I love Madrid, I’ve made that clear here. I guess that means I love Spain. So it will come as no surprise that I’m posting about another of my favourite Spanish locales, the gorgeous walled city of Segovia. The city is nestled North West of the Spanish capital and your first steps throughout the ancient streets reveal a host of incredible architecture and scenery. From classic Spanish religious buildings, a bustling main street framed by cute cafés, restaurants and quaint apartments, right down to the beautiful cobbled stone streets, this city is a looker if authenticity is your travel crux.
With only one day (an afternoon to be precise) to explore this haven, my tour guide friend and I soaked up as much of the old Spanish atmosphere as possible. Here’s what I saw, did, ate:
Lots of old buildings
When I travel it’s all about seeing how the locals go about their day to day activities. I love to witness cultures different to my own and I often find it inspires me so much I wish I could change British culture in some ways! The first corner we turned in Segovia we were presented with the stunning San Millán Church and just as we were passing the congregation were making their way home from the Sunday service.
Alcazar of Segovia
Segovia’s royal palace has been in existence since the early 1100s, or earlier perhaps. It’s an overwhelming sight, dominating the area around it with its gothic grandeur. We didn’t venture too close to this incredible structure, but next time I’ll make a point of it. When you’re facing the bridge into the Alcazar, look to your right and take in sight of the snowy mountain peaks in the distance.

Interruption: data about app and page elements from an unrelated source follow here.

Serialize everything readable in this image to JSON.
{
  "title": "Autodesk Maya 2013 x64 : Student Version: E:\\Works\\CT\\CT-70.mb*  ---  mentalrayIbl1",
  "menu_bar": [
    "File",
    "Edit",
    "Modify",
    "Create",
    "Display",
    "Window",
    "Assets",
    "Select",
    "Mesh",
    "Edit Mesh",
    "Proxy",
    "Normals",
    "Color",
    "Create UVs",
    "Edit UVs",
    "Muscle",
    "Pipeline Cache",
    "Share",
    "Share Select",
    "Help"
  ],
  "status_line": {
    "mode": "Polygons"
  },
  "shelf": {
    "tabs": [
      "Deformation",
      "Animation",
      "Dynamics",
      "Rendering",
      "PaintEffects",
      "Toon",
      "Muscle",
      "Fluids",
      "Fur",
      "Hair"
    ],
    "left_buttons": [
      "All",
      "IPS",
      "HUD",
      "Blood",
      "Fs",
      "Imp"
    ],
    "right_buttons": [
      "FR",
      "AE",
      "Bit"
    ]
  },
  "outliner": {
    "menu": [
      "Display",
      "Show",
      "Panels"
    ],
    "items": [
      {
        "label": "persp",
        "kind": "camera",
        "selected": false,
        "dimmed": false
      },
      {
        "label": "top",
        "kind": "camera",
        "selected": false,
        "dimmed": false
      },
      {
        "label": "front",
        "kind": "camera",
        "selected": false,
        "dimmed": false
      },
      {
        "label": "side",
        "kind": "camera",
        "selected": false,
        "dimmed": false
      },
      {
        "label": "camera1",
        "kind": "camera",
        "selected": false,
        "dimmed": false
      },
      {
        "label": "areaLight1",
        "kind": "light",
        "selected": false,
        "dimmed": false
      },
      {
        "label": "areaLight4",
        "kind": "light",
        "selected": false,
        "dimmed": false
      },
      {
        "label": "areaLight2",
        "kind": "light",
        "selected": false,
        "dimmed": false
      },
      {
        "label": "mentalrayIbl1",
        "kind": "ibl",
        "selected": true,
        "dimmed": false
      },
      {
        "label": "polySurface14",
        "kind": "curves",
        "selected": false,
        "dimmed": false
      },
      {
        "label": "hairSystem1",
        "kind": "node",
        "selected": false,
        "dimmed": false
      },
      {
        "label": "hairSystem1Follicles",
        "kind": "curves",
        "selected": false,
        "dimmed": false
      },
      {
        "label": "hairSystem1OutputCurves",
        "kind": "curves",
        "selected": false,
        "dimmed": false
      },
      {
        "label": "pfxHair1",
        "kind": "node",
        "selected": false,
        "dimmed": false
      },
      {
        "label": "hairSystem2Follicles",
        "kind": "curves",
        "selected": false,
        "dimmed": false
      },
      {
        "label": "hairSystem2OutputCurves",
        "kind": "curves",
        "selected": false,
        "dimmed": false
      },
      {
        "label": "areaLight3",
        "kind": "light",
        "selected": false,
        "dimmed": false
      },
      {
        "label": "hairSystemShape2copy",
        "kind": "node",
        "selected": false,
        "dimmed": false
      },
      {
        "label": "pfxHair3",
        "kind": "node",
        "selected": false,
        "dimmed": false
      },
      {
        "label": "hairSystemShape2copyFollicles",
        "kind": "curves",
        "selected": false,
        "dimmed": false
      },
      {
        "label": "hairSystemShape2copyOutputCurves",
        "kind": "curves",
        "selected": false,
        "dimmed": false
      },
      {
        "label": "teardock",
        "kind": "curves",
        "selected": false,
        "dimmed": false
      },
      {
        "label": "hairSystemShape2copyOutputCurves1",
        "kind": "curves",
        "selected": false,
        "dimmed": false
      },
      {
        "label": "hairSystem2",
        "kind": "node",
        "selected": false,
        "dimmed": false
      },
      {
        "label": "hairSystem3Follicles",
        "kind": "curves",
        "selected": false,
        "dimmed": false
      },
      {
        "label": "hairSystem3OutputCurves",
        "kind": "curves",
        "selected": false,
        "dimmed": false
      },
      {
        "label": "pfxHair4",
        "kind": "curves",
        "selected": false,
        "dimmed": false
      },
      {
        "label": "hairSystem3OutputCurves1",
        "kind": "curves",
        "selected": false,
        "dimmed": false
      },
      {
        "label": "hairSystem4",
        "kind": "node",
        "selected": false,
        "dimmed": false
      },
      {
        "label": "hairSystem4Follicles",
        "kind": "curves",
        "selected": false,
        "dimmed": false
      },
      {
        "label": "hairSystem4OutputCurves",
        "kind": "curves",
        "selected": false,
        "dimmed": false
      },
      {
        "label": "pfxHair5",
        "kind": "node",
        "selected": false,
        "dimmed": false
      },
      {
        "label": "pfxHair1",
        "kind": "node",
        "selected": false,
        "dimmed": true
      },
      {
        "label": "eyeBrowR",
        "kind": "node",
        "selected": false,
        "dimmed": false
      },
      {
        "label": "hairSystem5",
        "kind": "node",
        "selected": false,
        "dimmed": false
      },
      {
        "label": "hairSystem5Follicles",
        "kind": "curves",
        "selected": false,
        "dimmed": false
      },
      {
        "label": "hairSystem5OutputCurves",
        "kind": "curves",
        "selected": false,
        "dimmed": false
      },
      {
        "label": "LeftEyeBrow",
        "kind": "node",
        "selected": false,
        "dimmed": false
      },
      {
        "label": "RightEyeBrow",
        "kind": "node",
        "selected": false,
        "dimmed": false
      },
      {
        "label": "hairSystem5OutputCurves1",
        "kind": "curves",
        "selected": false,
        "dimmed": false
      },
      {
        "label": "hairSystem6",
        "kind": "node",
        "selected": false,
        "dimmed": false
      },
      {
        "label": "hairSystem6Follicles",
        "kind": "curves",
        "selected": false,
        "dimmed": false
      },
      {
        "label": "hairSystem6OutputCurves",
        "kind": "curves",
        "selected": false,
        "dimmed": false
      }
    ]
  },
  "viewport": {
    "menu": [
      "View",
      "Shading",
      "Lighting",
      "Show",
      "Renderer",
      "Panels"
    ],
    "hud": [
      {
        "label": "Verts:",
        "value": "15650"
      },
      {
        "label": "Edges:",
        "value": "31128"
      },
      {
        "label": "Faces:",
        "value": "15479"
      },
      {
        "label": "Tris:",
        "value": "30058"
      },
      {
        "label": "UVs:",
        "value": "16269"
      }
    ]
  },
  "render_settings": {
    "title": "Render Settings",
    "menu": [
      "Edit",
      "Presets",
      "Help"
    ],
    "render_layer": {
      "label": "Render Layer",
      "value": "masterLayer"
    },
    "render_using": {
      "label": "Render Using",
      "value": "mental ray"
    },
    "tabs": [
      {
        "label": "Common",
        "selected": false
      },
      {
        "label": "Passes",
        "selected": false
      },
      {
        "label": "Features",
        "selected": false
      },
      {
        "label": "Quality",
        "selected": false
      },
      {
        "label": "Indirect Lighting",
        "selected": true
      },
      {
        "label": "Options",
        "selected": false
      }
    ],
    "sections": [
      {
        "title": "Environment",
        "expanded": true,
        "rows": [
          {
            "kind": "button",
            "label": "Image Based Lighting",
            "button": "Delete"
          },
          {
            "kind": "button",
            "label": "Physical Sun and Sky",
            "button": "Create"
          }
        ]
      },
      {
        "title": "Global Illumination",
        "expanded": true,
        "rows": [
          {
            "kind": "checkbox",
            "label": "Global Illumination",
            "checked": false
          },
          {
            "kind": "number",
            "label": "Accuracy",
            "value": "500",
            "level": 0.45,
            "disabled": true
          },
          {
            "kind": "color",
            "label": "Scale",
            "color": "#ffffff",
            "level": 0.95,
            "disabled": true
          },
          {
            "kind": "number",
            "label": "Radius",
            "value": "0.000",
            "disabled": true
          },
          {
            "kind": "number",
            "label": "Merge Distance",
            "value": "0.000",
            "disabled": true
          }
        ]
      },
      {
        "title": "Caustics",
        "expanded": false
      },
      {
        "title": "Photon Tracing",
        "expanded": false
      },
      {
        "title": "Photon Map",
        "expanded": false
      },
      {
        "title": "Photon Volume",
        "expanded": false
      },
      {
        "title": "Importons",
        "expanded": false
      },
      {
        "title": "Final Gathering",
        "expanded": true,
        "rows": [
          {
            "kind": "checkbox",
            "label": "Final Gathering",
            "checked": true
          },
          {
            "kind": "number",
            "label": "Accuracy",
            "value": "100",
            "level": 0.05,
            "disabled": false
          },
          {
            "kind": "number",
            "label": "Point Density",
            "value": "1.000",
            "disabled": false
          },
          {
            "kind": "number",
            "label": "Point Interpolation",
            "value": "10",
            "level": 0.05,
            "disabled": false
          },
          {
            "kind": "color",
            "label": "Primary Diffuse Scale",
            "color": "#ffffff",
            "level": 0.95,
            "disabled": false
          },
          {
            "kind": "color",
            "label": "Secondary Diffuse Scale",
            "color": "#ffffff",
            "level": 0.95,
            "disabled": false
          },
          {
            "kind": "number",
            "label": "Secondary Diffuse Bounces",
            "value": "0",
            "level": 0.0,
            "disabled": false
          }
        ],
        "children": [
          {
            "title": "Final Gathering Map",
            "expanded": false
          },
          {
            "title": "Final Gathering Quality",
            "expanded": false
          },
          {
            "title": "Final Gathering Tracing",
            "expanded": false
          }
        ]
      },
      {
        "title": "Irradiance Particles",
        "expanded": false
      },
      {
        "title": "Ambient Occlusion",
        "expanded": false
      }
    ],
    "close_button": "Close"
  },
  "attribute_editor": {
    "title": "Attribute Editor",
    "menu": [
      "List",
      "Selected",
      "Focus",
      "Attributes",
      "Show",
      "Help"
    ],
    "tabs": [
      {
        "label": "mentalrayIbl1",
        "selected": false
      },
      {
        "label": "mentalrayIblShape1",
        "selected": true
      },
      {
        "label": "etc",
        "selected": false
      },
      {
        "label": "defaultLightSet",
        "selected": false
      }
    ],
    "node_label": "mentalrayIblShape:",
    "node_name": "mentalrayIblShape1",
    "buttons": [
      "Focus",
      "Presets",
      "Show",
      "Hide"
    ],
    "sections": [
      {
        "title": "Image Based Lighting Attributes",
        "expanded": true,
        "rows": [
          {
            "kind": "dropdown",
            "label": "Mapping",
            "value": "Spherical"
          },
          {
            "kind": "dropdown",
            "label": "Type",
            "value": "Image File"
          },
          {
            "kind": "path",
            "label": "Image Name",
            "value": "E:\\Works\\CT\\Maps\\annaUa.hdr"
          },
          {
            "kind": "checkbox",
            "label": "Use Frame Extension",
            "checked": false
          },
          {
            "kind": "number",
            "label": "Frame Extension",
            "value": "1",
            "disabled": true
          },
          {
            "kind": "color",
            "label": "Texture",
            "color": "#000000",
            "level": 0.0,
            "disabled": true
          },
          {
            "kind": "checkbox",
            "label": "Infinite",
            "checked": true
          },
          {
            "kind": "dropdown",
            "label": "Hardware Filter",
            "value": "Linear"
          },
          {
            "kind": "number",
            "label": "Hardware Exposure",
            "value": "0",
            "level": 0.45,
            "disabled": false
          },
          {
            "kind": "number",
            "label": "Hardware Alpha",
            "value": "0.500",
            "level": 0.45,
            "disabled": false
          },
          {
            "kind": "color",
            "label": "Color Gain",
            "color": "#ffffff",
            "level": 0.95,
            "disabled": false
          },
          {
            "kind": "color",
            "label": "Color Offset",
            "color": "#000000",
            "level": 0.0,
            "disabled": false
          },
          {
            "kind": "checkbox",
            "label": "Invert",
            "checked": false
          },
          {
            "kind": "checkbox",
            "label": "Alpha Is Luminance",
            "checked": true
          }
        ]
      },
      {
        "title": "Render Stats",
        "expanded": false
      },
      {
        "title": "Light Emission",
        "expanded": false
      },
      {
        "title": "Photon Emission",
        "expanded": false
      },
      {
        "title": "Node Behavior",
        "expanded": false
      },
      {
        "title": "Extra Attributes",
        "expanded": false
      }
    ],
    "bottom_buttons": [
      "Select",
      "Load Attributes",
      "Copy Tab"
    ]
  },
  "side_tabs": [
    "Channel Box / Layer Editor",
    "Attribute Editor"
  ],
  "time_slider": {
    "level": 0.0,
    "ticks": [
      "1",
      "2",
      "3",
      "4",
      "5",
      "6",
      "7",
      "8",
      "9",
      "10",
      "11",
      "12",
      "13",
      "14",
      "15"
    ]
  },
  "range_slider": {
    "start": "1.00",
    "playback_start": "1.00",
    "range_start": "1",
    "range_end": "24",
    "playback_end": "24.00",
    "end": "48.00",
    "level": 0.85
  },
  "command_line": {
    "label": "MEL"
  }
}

Located in Plaza del Azoguejo, this is what most tourists will come to Segovia to see. It dates back to the late 2nd Century CE, which is bloody old and it’s classed as one of Spain’s greatest historical engineering accomplishments. It’s breathtaking to behold and when you think about all 25,000 ish blocks that hold it together (without mortar!) your non engineer mind shuts down, much like when I try to comprehend the universe. What even is it!? Oh, the aqueduct is also more than half a mile long. Nope. Can’t deal.
This blew me away. Absolute, architectural perfection. The ‘Lady of Cathedrals’ is the last Gothic building built in Spain and has been around since the late 1700s. There’s not much to say about this other than you need to see this building before you die.
Middle Eastern Cuisine at Tuma
My friend had raved about this Arabic / Middle Eastern eatery for the entire trip. She had every right to do so. It was one of the most beautiful meals I’ve ever eaten (I’ve eaten a lot) and for what you get it’s very reasonable. The average cost of a main sitting at roughly €11.00. It’s money well spent, trust me. The owner was lovely and treated us to some fresh mint tea in vibrant mosaic cups because we ordered so much food. If you go to Segovia you must eat here! It’s really close to Plaza del Azoguejo so you have no excuse if you’re visiting the aqueduct.
I implore you to visit the City of Segovia. It’s one of the most beautiful places I’ve ever visited and I’d go back in a heartbeat. See the sights I saw and take a stroll around the city perimeter too, the views are astounding. For the cost of €10 return and 1.5 hour bus ride from Madrid, it’s a small price to pay to experience something so amazing.